A coalition of more than 80 institutions planning to overhaul the admissions process announced last week it will delay launching its new platform, which critics argue will favor wealthier students.
That criticism was on display earlier this month at the annual meeting of the National Association for College Admission Counseling (NACAC), Scott Jaschik reports for Inside Higher Ed.
The coalition plans to create a new platform for applicants. As early as ninth grade, high school students would begin collecting examples of their work into what was originally dubbed a "portfolio." Students could share these portfolios with others—community organizers or even colleges themselves—to get feedback before applying. Finally, that portfolio would become a significant part of the application once the student is ready to enter college.
Coalition organizers say the platform would help them reach low-income students and those without access to robust college admissions counseling.
But critics say the platform is too complicated and will create precisely the opposite outcome: it will favor wealthy students with ample access to counselors and other resources.
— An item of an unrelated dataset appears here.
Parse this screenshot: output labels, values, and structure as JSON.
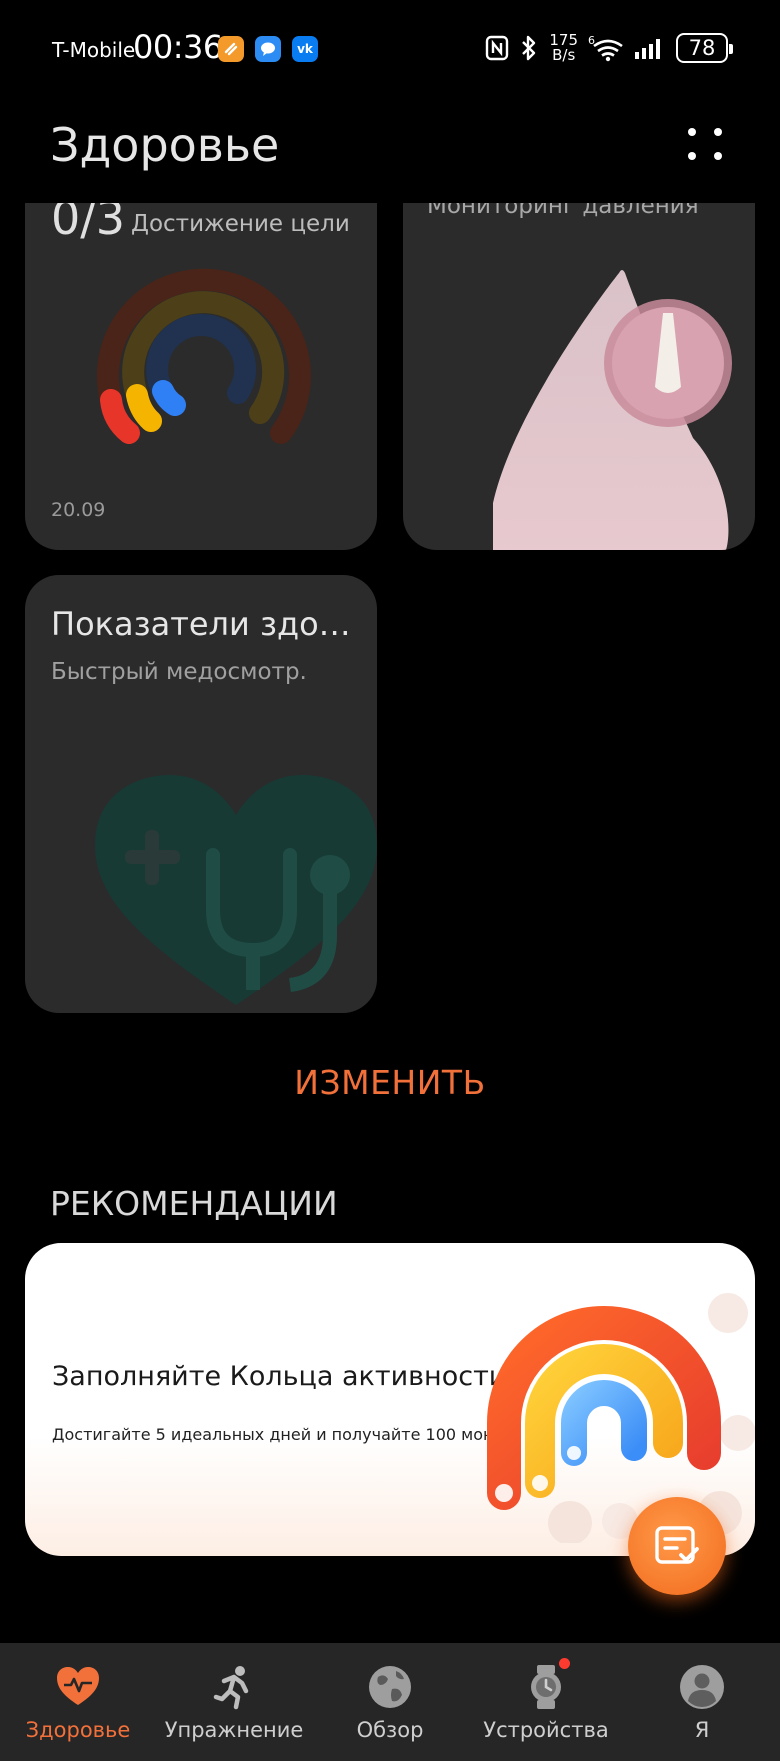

"I can tell you at my well-to-do private high school, we'll set up advisory meetings twice a semester, starting freshman year, for students to look through all of their work, talk to me about what should go in their portfolio … My kids are going to have shiny, full, beautiful portfolios," one director of college counseling posted to a NACAC listserv.
Related: Want to know if applicants will succeed? Try giving them a personality quiz.
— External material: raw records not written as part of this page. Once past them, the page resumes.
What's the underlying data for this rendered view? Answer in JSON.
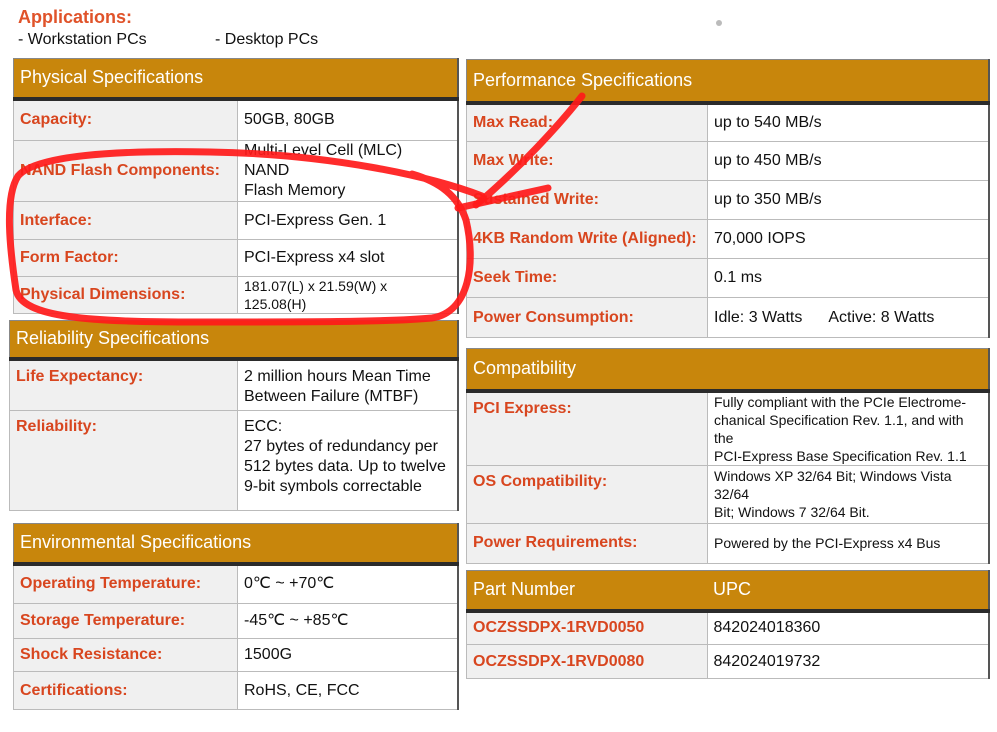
{
  "applications": {
    "title": "Applications:",
    "items": [
      "- Workstation PCs",
      "- Desktop PCs"
    ]
  },
  "physical": {
    "title": "Physical Specifications",
    "rows": [
      {
        "label": "Capacity:",
        "value": "50GB, 80GB"
      },
      {
        "label": "NAND Flash Components:",
        "value_lines": [
          "Multi-Level Cell (MLC) NAND",
          "Flash Memory"
        ]
      },
      {
        "label": "Interface:",
        "value": "PCI-Express Gen. 1"
      },
      {
        "label": "Form Factor:",
        "value": "PCI-Express x4 slot"
      },
      {
        "label": "Physical Dimensions:",
        "value": "181.07(L) x 21.59(W) x 125.08(H)"
      }
    ]
  },
  "reliability": {
    "title": "Reliability Specifications",
    "rows": [
      {
        "label": "Life Expectancy:",
        "value_lines": [
          "2 million hours Mean Time",
          "Between Failure (MTBF)"
        ]
      },
      {
        "label": "Reliability:",
        "value_lines": [
          "ECC:",
          "27 bytes of redundancy per",
          "512 bytes data. Up to twelve",
          "9-bit  symbols correctable"
        ]
      }
    ]
  },
  "environmental": {
    "title": "Environmental Specifications",
    "rows": [
      {
        "label": "Operating Temperature:",
        "value": "0℃ ~ +70℃"
      },
      {
        "label": "Storage Temperature:",
        "value": "-45℃ ~ +85℃"
      },
      {
        "label": "Shock Resistance:",
        "value": "1500G"
      },
      {
        "label": "Certifications:",
        "value": "RoHS, CE, FCC"
      }
    ]
  },
  "performance": {
    "title": "Performance Specifications",
    "rows": [
      {
        "label": "Max Read:",
        "value": "up to 540 MB/s"
      },
      {
        "label": "Max Write:",
        "value": "up to 450 MB/s"
      },
      {
        "label": "Sustained Write:",
        "value": "up to 350 MB/s"
      },
      {
        "label": "4KB Random Write (Aligned):",
        "value": "70,000 IOPS"
      },
      {
        "label": "Seek Time:",
        "value": "0.1 ms"
      },
      {
        "label": "Power Consumption:",
        "value_pair": [
          "Idle: 3 Watts",
          "Active: 8 Watts"
        ]
      }
    ]
  },
  "compatibility": {
    "title": "Compatibility",
    "rows": [
      {
        "label": "PCI Express:",
        "value_lines": [
          "Fully compliant with the PCIe Electrome-",
          "chanical Specification Rev. 1.1, and with the",
          "PCI-Express Base Specification Rev. 1.1"
        ]
      },
      {
        "label": "OS Compatibility:",
        "value_lines": [
          "Windows XP 32/64 Bit; Windows Vista 32/64",
          "Bit; Windows 7 32/64 Bit."
        ]
      },
      {
        "label": "Power Requirements:",
        "value": "Powered by the PCI-Express x4 Bus"
      }
    ]
  },
  "parts": {
    "header_part": "Part Number",
    "header_upc": "UPC",
    "rows": [
      {
        "part": "OCZSSDPX-1RVD0050",
        "upc": "842024018360"
      },
      {
        "part": "OCZSSDPX-1RVD0080",
        "upc": "842024019732"
      }
    ]
  },
  "colors": {
    "header_bg": "#c8860c",
    "label_text": "#d8461f",
    "annotation": "#ff1a1a"
  }
}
"Any tool that is somewhat complicated in the college admissions process automatically advantages those who are already advantaged. And this tool sounds somewhat complicated," he added.
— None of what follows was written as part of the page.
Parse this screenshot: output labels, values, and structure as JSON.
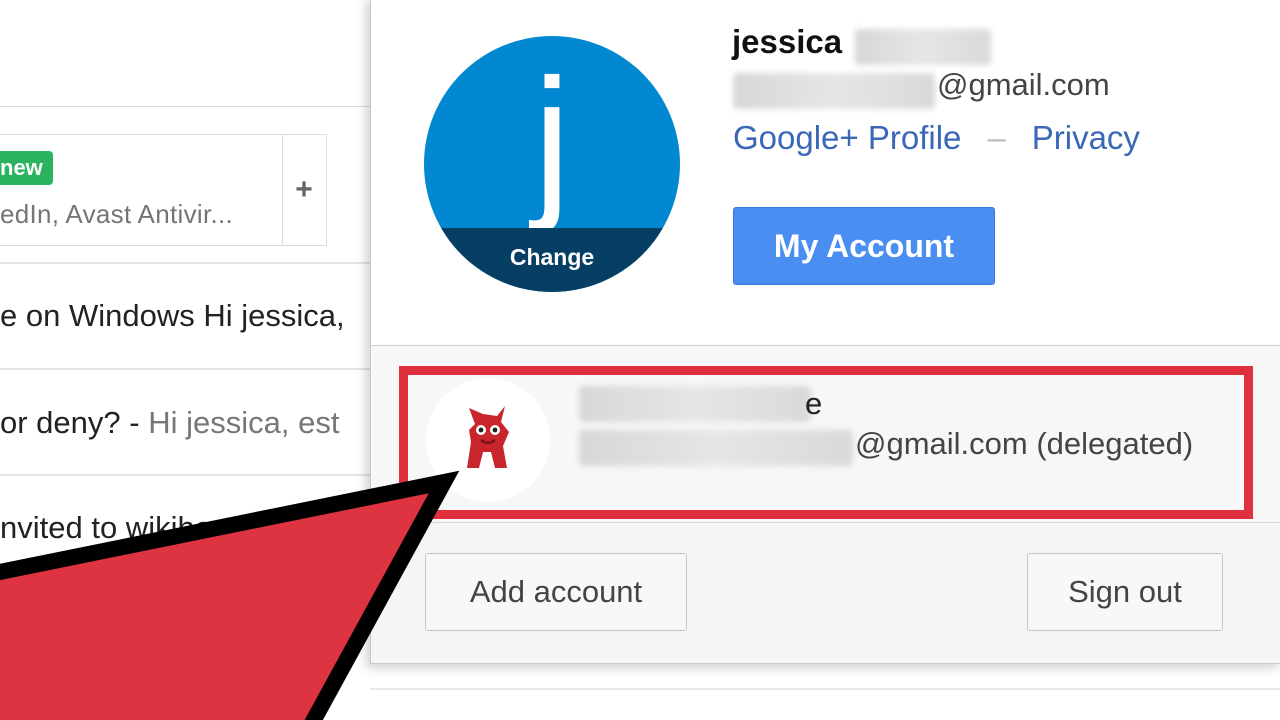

Since announcing the platform, coalition leaders have stopped referring to the applications as "portfolios" and are now calling them "virtual college lockers."
At one point during the session, speakers cited concerns that they intended to characterize as unfounded. Yet Jaschik reports that the audience broke out into loud applause when several of the supposedly unfounded concerns were named, including that wealthy students will have an advantage and the process will be more complicated.
For some admissions leaders, the new platform did not seem so new. "What this system seems to be is to continue to focus on selectivity rather than on finding the right college for an individual student," Robert Massa, SVP for enrollment and institutional planning at Drew University, told Inside Higher Ed. "It will, by human nature, likely become a competitive tool," he said. "And perhaps worst of all, free or not, the most sophisticated student will likely be the most active—not those who are currently underserved."
In a letter last week to high school counselors, the coalition said that it will push back the platform start date from January to April.
According to the coalition's letter, it is pushing back the launch date "to allow for more time to engage and answer questions and for counselors to be closer to finishing their work with the current senior class" (Jaschik, Inside Higher Ed, 10/5; "Quick Takes," Inside Higher Ed, 10/8).
Next in Today's Briefing
When texts by men dominate, is it surprising that fewer women enter the field?